1. Cheaper websites are not always better. Oftentimes they will charge more for shipping to recoup costs or will be terribly slow. You might be waiting a month before you get your part.

2. Customer service for a lot of the "cheaper" websites is oftentimes horrendous. They might charge your credit card, then you don't get the item, so you try to contact them and it takes 2 months before they tell you they don't have the item you ordered in stock and they refund your money.

3. You don't know who you are giving your credit card information to. A good way to see how trustworthy a vendor is, is to simply see how long they've been in business.

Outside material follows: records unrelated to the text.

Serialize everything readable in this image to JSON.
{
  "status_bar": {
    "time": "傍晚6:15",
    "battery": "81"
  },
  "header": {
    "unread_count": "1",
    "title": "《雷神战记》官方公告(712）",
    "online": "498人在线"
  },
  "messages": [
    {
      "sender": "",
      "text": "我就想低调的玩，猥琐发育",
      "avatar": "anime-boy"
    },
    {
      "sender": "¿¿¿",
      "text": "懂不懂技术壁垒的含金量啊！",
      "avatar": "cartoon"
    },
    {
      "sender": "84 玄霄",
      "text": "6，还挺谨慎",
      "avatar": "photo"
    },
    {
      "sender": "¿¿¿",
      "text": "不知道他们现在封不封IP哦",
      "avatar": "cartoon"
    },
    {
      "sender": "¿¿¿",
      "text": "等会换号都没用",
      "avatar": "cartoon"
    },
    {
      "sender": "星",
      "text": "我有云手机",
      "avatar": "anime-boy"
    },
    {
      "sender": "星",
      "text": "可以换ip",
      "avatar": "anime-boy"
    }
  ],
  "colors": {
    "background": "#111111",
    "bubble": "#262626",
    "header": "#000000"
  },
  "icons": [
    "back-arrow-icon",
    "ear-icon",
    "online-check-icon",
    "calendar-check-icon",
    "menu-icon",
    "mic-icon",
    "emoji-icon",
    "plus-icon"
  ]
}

For these reasons, I referred you to Newegg. Another good place to buy hardware Tiger Direct online. (I prefer Newegg though)

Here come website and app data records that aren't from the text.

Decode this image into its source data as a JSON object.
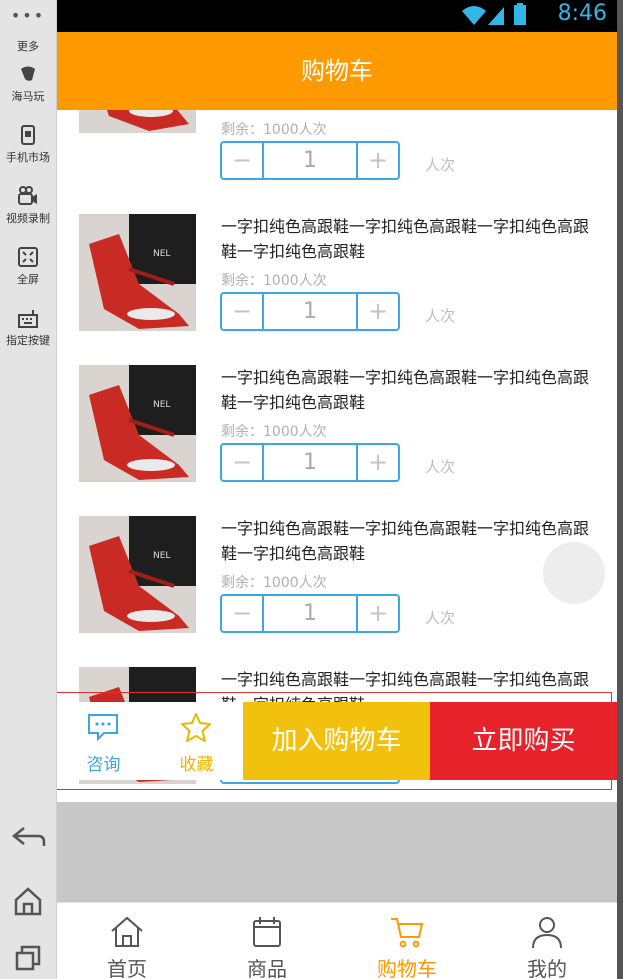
{
  "emulator": {
    "menu_dots": "•••",
    "items": [
      {
        "label": "更多"
      },
      {
        "label": "海马玩"
      },
      {
        "label": "手机市场"
      },
      {
        "label": "视频录制"
      },
      {
        "label": "全屏"
      },
      {
        "label": "指定按键"
      }
    ]
  },
  "status": {
    "time": "8:46"
  },
  "header": {
    "title": "购物车"
  },
  "items": [
    {
      "name": "",
      "remain": "剩余：1000人次",
      "qty": "1",
      "unit": "人次"
    },
    {
      "name": "一字扣纯色高跟鞋一字扣纯色高跟鞋一字扣纯色高跟鞋一字扣纯色高跟鞋",
      "remain": "剩余：1000人次",
      "qty": "1",
      "unit": "人次"
    },
    {
      "name": "一字扣纯色高跟鞋一字扣纯色高跟鞋一字扣纯色高跟鞋一字扣纯色高跟鞋",
      "remain": "剩余：1000人次",
      "qty": "1",
      "unit": "人次"
    },
    {
      "name": "一字扣纯色高跟鞋一字扣纯色高跟鞋一字扣纯色高跟鞋一字扣纯色高跟鞋",
      "remain": "剩余：1000人次",
      "qty": "1",
      "unit": "人次"
    },
    {
      "name": "一字扣纯色高跟鞋一字扣纯色高跟鞋一字扣纯色高跟鞋一字扣纯色高跟鞋",
      "remain": "",
      "qty": "",
      "unit": ""
    }
  ],
  "actions": {
    "consult": "咨询",
    "favorite": "收藏",
    "add_to_cart": "加入购物车",
    "buy_now": "立即购买"
  },
  "tabs": [
    {
      "label": "首页"
    },
    {
      "label": "商品"
    },
    {
      "label": "购物车"
    },
    {
      "label": "我的"
    }
  ],
  "colors": {
    "header": "#ff9900",
    "stepper_border": "#3ca7e3",
    "cart_button": "#f2c10d",
    "buy_button": "#e8222b",
    "tab_active": "#ff9900"
  }
}
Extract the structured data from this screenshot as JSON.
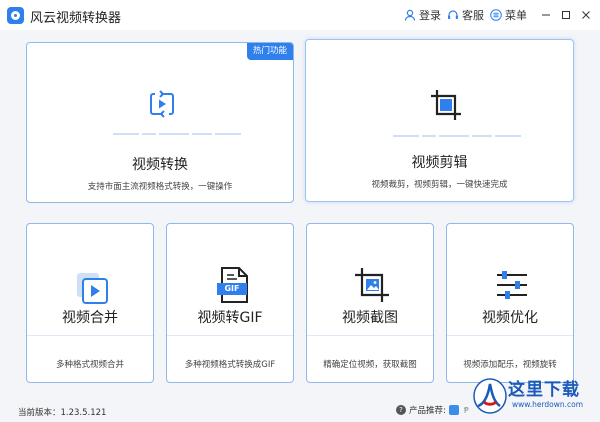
{
  "app": {
    "title": "风云视频转换器",
    "logo_icon": "app-logo-icon"
  },
  "titlebar": {
    "login_label": "登录",
    "service_label": "客服",
    "menu_label": "菜单",
    "login_icon": "user-icon",
    "service_icon": "headset-icon",
    "menu_icon": "menu-icon"
  },
  "colors": {
    "accent": "#2f80ed",
    "card_border": "#8fb8ec",
    "background": "#f4f5f8"
  },
  "cards": {
    "convert": {
      "badge": "热门功能",
      "title": "视频转换",
      "desc": "支持市面主流视频格式转换，一键操作",
      "icon": "video-convert-icon"
    },
    "edit": {
      "title": "视频剪辑",
      "desc": "视频裁剪，视频剪辑，一键快速完成",
      "icon": "crop-icon"
    },
    "merge": {
      "title": "视频合并",
      "desc": "多种格式视频合并",
      "icon": "video-merge-icon"
    },
    "gif": {
      "title": "视频转GIF",
      "desc": "多种视频格式转换成GIF",
      "icon": "gif-file-icon",
      "icon_text": "GIF"
    },
    "screenshot": {
      "title": "视频截图",
      "desc": "精确定位视频，获取截图",
      "icon": "image-crop-icon"
    },
    "optimize": {
      "title": "视频优化",
      "desc": "视频添加配乐，视频旋转",
      "icon": "sliders-icon"
    }
  },
  "footer": {
    "version_label": "当前版本：1.23.5.121",
    "recommend_label": "产品推荐:",
    "recommend_extra": "Ᵽ"
  },
  "watermark": {
    "text": "这里下载",
    "url": "www.herdown.com"
  }
}
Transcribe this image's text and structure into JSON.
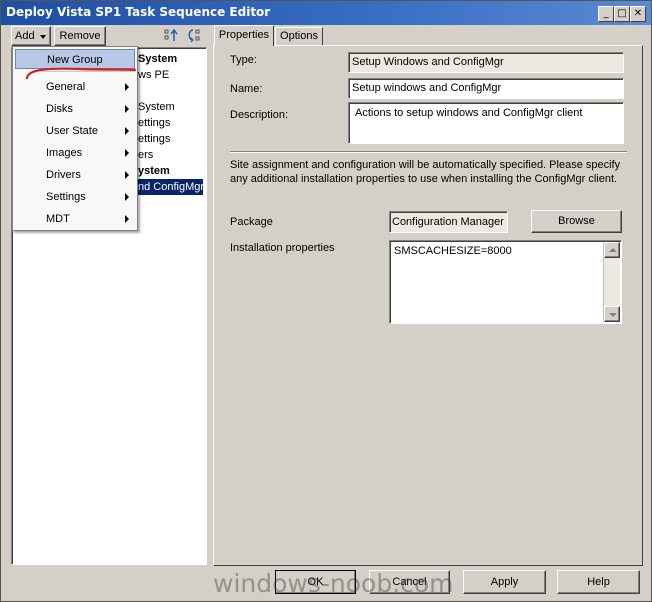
{
  "window": {
    "title": "Deploy Vista SP1 Task Sequence Editor"
  },
  "toolbar": {
    "add_label": "Add",
    "remove_label": "Remove"
  },
  "tree": {
    "items": [
      {
        "text": "System",
        "bold": true
      },
      {
        "text": "ws PE",
        "bold": false
      },
      {
        "text": "System",
        "bold": false
      },
      {
        "text": "ettings",
        "bold": false
      },
      {
        "text": "ettings",
        "bold": false
      },
      {
        "text": "ers",
        "bold": false
      },
      {
        "text": "ystem",
        "bold": true
      },
      {
        "text": "nd ConfigMgr",
        "bold": false,
        "selected": true
      }
    ]
  },
  "menu": {
    "items": [
      {
        "label": "New Group",
        "submenu": false,
        "highlighted": true
      },
      {
        "label": "General",
        "submenu": true
      },
      {
        "label": "Disks",
        "submenu": true
      },
      {
        "label": "User State",
        "submenu": true
      },
      {
        "label": "Images",
        "submenu": true
      },
      {
        "label": "Drivers",
        "submenu": true
      },
      {
        "label": "Settings",
        "submenu": true
      },
      {
        "label": "MDT",
        "submenu": true
      }
    ]
  },
  "tabs": {
    "properties": "Properties",
    "options": "Options"
  },
  "form": {
    "type_label": "Type:",
    "type_value": "Setup Windows and ConfigMgr",
    "name_label": "Name:",
    "name_value": "Setup windows and ConfigMgr",
    "description_label": "Description:",
    "description_value": "Actions to setup windows and ConfigMgr client",
    "info_text": "Site assignment and configuration will be automatically specified. Please specify any additional installation properties to use when installing the ConfigMgr client.",
    "package_label": "Package",
    "package_value": "Configuration Manager C",
    "browse_label": "Browse",
    "install_props_label": "Installation properties",
    "install_props_value": "SMSCACHESIZE=8000"
  },
  "footer": {
    "ok": "OK",
    "cancel": "Cancel",
    "apply": "Apply",
    "help": "Help"
  },
  "watermark": "windows-noob.com"
}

Last edited:

#### Zenparticle

My Computer is abou 5 years old as well and the graphix enabled on it stock is built into the board of which the bios reads it as PCI//AGP when you change your configuration, If you decide on a AGP card you will sometimes have to get into the bios and change the order to AGP//PCI so that it doesn't try to look for video where there no longer is video -In my case, the computer AGP slot had like a filler card with just some added memory for the board's built in Graphics that I had to obviously remove to install the AGP card( I am a avid gamer so I got the Nvida Vetro gforce 7800 512mb onboard memory=)

#### Stevedye56

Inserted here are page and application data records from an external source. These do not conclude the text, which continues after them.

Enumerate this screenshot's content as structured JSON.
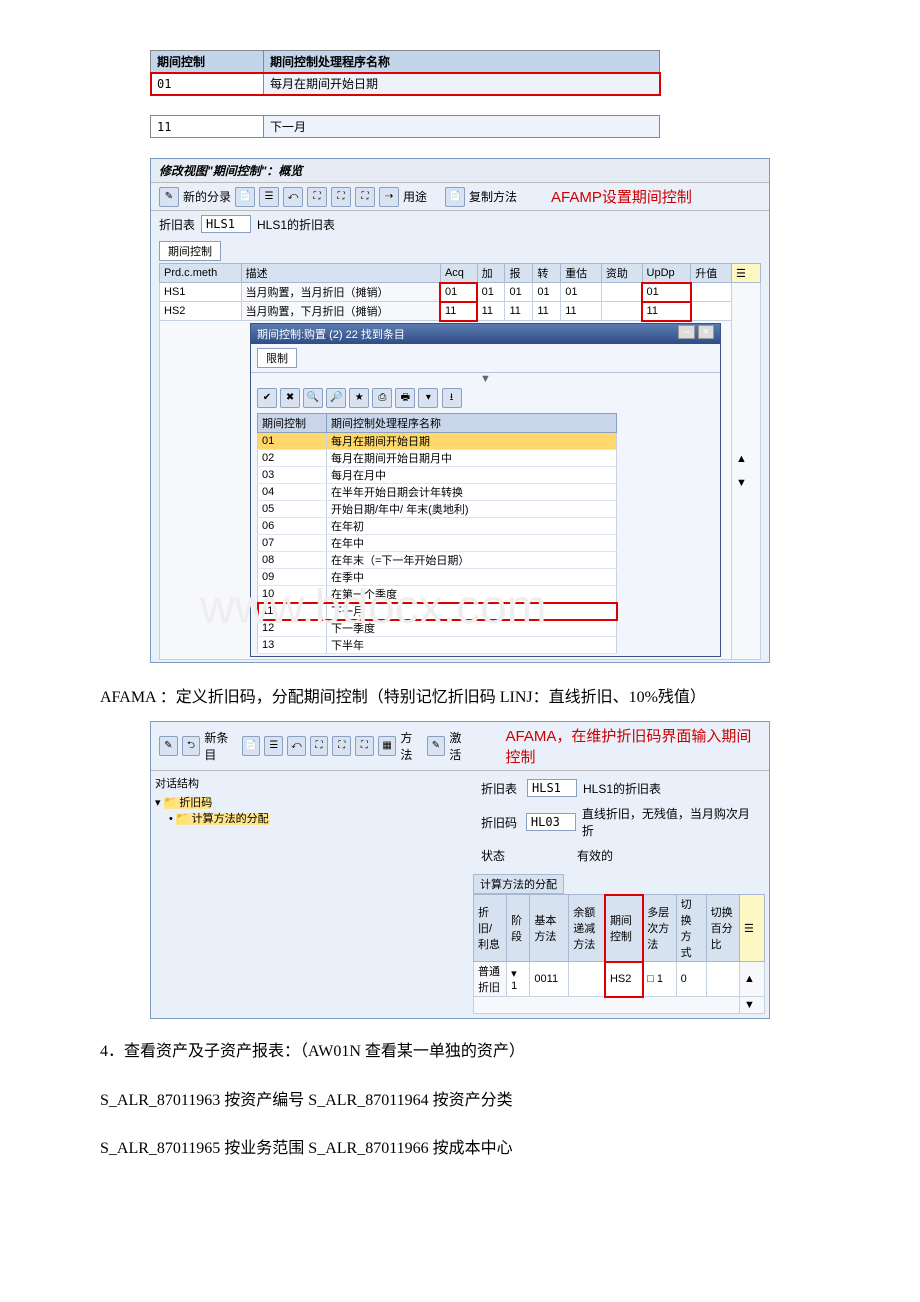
{
  "top_table": {
    "headers": [
      "期间控制",
      "期间控制处理程序名称"
    ],
    "row1": [
      "01",
      "每月在期间开始日期"
    ],
    "row2": [
      "11",
      "下一月"
    ]
  },
  "modify_view": {
    "title": "修改视图\"期间控制\"：概览",
    "toolbar": {
      "new_entries": "新的分录",
      "usage": "用途",
      "copy_method": "复制方法"
    },
    "annotation": "AFAMP设置期间控制",
    "depr_chart_label": "折旧表",
    "depr_chart_code": "HLS1",
    "depr_chart_desc": "HLS1的折旧表",
    "section_title": "期间控制",
    "grid_headers": [
      "Prd.c.meth",
      "描述",
      "Acq",
      "加",
      "报",
      "转",
      "重估",
      "资助",
      "UpDp",
      "升值"
    ],
    "grid_rows": [
      {
        "code": "HS1",
        "desc": "当月购置，当月折旧（摊销）",
        "vals": [
          "01",
          "01",
          "01",
          "01",
          "01",
          "",
          "01",
          ""
        ]
      },
      {
        "code": "HS2",
        "desc": "当月购置，下月折旧（摊销）",
        "vals": [
          "11",
          "11",
          "11",
          "11",
          "11",
          "",
          "11",
          ""
        ]
      }
    ]
  },
  "popup": {
    "title": "期间控制:购置 (2)   22 找到条目",
    "tab": "限制",
    "list_headers": [
      "期间控制",
      "期间控制处理程序名称"
    ],
    "rows": [
      [
        "01",
        "每月在期间开始日期"
      ],
      [
        "02",
        "每月在期间开始日期月中"
      ],
      [
        "03",
        "每月在月中"
      ],
      [
        "04",
        "在半年开始日期会计年转换"
      ],
      [
        "05",
        "开始日期/年中/ 年末(奥地利)"
      ],
      [
        "06",
        "在年初"
      ],
      [
        "07",
        "在年中"
      ],
      [
        "08",
        "在年末（=下一年开始日期）"
      ],
      [
        "09",
        "在季中"
      ],
      [
        "10",
        "在第一个季度"
      ],
      [
        "11",
        "下一月"
      ],
      [
        "12",
        "下一季度"
      ],
      [
        "13",
        "下半年"
      ]
    ],
    "highlight": 0,
    "redbox": 10
  },
  "paragraph1": "AFAMA ：定义折旧码，分配期间控制（特别记忆折旧码 LINJ：直线折旧、10%残值）",
  "afama": {
    "toolbar": {
      "new_entry": "新条目",
      "method": "方法",
      "activate": "激活"
    },
    "annotation": "AFAMA，在维护折旧码界面输入期间控制",
    "tree_header": "对话结构",
    "tree": [
      "折旧码",
      "计算方法的分配"
    ],
    "chart_label": "折旧表",
    "chart_code": "HLS1",
    "chart_desc": "HLS1的折旧表",
    "depkey_label": "折旧码",
    "depkey_code": "HL03",
    "depkey_desc": "直线折旧，无残值，当月购次月折",
    "status_label": "状态",
    "status_value": "有效的",
    "section_title": "计算方法的分配",
    "grid2_headers": [
      "折旧/利息",
      "阶段",
      "基本方法",
      "余额递减方法",
      "期间控制",
      "多层次方法",
      "切换方式",
      "切换百分比"
    ],
    "grid2_row": [
      "普通折旧",
      "1",
      "0011",
      "",
      "HS2",
      "1",
      "0",
      ""
    ]
  },
  "list_items": [
    "4．查看资产及子资产报表：（AW01N 查看某一单独的资产）",
    "S_ALR_87011963 按资产编号 S_ALR_87011964 按资产分类",
    "S_ALR_87011965 按业务范围 S_ALR_87011966 按成本中心"
  ],
  "watermark": "www.bdocx.com"
}
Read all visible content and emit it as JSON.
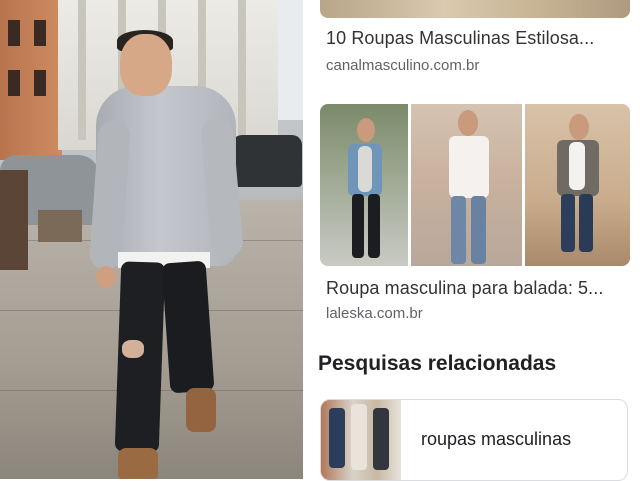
{
  "results": [
    {
      "title": "10 Roupas Masculinas Estilosa...",
      "source": "canalmasculino.com.br"
    },
    {
      "title": "Roupa masculina para balada: 5...",
      "source": "laleska.com.br"
    }
  ],
  "related": {
    "heading": "Pesquisas relacionadas",
    "items": [
      {
        "label": "roupas masculinas"
      }
    ]
  }
}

XFX GeForce 7600GT. I got it for \$99.99 and its pretty good for the money although it is PCI Express X16

#### Gib Z

Homework Helper
I have a 9600 radeon, my computers about 3 years old. I remember buying it just before PCI Express came out, i felt like such an idiot. I got my card for 270, which I think was a decent price then. I DO play video games and I'm still going fine, just gotta choose lower resolution on the newer games :) I normally play Warcraft 3 though, which i can run at full specs no problem.

#### Stevedye56

Don't get a Chaintech! Chances are you have a PCI slot considering that your computer is 5 years old. Your best bet is to just get a PCI video card. Also you should check to make sure that the video card does not require external power because if you only have 400W and its 5 years old theres probably no 6 pin adapter or free molex cables for a converter.

He has AGP.

#### OSalcido

9800pro or 9800xt would be suitable for your system

#### Stevedye56

He has AGP.
I highly doubt that he only has one slot in the computer, and that that slot is AGP. Is the motherboard mATX or standard ATX. Just go for a PCI card.

#### Stevedye56

Windows XP home
1gb ddr ram
P4 1.8ghz
300 or 340 (watt? whatever this is measured in) power supply
PCI port
There is a PCI slot.

#### imabug

I highly doubt that he only has one slot in the computer, and that that slot is AGP. Is the motherboard mATX or standard ATX. Just go for a PCI card.
but the OP already verified post #12 that he's got a motherboard with AGP.

#### BoredNL

I highly doubt that he only has one slot in the computer, and that that slot is AGP. Is the motherboard mATX or standard ATX. Just go for a PCI card.
His motherboard is older than PCIe, therefore it obviously has either PCI or ISA. Since it's only 5 years old, it probably isn't ISA. imabug discovered that mattmns had an AGP card when he detailed to mattmns how to tell whether he had AGP or not. It turned out that mattmns was mistaken when he thought it was a PCI card. Here is mattmns's reply to imabug, if you want proof:

The slot the graphics card is in is a little offset from the other slots (there is also a little hook so that you have to slide the card in at an angle, it works like a hinge of a door).
Since his computer is 5 years old and not 10 years old, I am making the educated guess that it is either AGP 2.0 (4x speed) or AGP 3.0 (8x), rather than AGP 1.0 (1x or 2x, which runs at 3.3v). Any modern AGP card should work for 4x or 8x, so it was sufficient to just tell him that he had "AGP" and to get an AGP card, since the primary bottleneck of the last PCI video cards produced was the bus transfer speed.

Last edited:

### Physics Forums Values

We Value Quality
• Topics based on mainstream science
• Proper English grammar and spelling
We Value Civility
• Positive and compassionate attitudes
• Patience while debating
We Value Productivity
• Disciplined to remain on-topic
• Recognition of own weaknesses
• Solo and co-op problem solving